I’ve written about perfectionism several times on here before, and to be honest, I’ve never really said anything nice about it. As I’ve pointed out, perfectionism has been implicated in everything from insomnia to binge eating to lower resilience. Basically, the need to be perfect is not a tendency that seems to bode well for mental health.
To make things worse, as a society we seem to be getting more perfectionistic over time. Which raises the question: is there an antidote to perfectionism?
One new therapy that shows promise is known as cognitive bias modification, or CBM. The premise behind CBM is that perfectionism tends to be reinforced by certain cognitive biases and counterproductive ways of thinking. These have to do with self-criticism, interpreting failure, and black-and-white thinking. Correspondingly, an intervention addressing these cognitive biases might dial down perfectionism tendencies, and CBM aims to be just that intervention.
In a recent study, researchers recruited a group of 69 college students and had half of them complete a CBM intervention designed to reduce perfectionistic biases. Then they had students do a task that involved unscrambling anagrams.
Overall, neither group of students felt they’d exactly aced the anagram task. But the students who hadn’t received the CBM intervention had a greater desire to go back and do the task again, suggesting greater perfectionistic inclinations.
The researchers also looked at whether students tended to interpret situations in perfectionistic ways – for example, by asking them to reflect on how they’d feel about coming in second place in an athletic competition. Students who’d received the intervention for perfectionism had less perfectionistic interpretations, which in turn predicted less desire to redo the anagram task.
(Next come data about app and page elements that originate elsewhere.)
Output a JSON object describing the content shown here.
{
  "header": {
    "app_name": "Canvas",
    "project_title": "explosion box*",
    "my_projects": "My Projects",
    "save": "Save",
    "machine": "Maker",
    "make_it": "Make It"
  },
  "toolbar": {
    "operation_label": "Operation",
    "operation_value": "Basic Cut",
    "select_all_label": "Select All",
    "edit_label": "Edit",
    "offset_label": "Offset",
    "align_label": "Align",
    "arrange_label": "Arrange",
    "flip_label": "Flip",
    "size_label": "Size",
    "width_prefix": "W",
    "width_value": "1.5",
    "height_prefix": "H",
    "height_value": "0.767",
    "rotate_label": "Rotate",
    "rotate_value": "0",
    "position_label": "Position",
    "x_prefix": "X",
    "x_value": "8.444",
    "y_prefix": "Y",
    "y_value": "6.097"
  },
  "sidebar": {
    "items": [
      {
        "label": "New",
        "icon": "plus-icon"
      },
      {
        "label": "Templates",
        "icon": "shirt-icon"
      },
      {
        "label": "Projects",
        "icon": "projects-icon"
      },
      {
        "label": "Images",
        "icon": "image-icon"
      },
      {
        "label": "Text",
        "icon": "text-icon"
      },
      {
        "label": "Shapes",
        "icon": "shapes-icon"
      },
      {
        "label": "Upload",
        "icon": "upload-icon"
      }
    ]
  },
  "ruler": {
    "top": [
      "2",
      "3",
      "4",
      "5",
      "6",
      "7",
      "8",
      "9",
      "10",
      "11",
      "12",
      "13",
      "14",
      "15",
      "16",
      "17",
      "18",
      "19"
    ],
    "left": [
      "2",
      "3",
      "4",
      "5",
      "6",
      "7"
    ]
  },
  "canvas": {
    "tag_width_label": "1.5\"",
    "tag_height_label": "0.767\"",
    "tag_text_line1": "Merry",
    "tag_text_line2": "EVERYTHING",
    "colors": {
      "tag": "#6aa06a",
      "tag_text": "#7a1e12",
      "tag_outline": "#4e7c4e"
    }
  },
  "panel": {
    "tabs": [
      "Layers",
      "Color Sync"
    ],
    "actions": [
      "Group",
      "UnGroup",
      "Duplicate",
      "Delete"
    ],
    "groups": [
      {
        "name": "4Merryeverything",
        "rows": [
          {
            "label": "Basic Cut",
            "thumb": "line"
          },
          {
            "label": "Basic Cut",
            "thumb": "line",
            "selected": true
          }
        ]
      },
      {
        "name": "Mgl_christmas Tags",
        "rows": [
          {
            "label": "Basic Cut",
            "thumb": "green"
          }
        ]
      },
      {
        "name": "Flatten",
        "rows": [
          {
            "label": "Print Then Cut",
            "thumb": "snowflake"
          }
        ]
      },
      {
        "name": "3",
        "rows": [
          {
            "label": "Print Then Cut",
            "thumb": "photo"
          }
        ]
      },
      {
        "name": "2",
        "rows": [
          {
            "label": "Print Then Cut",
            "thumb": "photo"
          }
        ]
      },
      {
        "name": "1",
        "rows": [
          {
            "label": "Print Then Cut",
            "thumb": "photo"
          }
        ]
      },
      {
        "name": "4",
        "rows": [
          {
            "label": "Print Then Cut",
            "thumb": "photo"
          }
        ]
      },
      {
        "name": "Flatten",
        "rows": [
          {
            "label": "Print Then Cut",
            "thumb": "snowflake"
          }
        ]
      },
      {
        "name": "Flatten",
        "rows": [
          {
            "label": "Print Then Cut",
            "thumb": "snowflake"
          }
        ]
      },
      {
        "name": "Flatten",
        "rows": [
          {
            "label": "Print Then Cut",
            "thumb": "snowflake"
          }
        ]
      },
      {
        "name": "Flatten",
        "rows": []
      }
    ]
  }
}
More research needs to be done to know how this intervention holds up over the long-term. Still these results suggest that while perfectionism is a threat to mental health, it’s not an insurmountable one. Therapies like CBM can help free people from a need for perfection.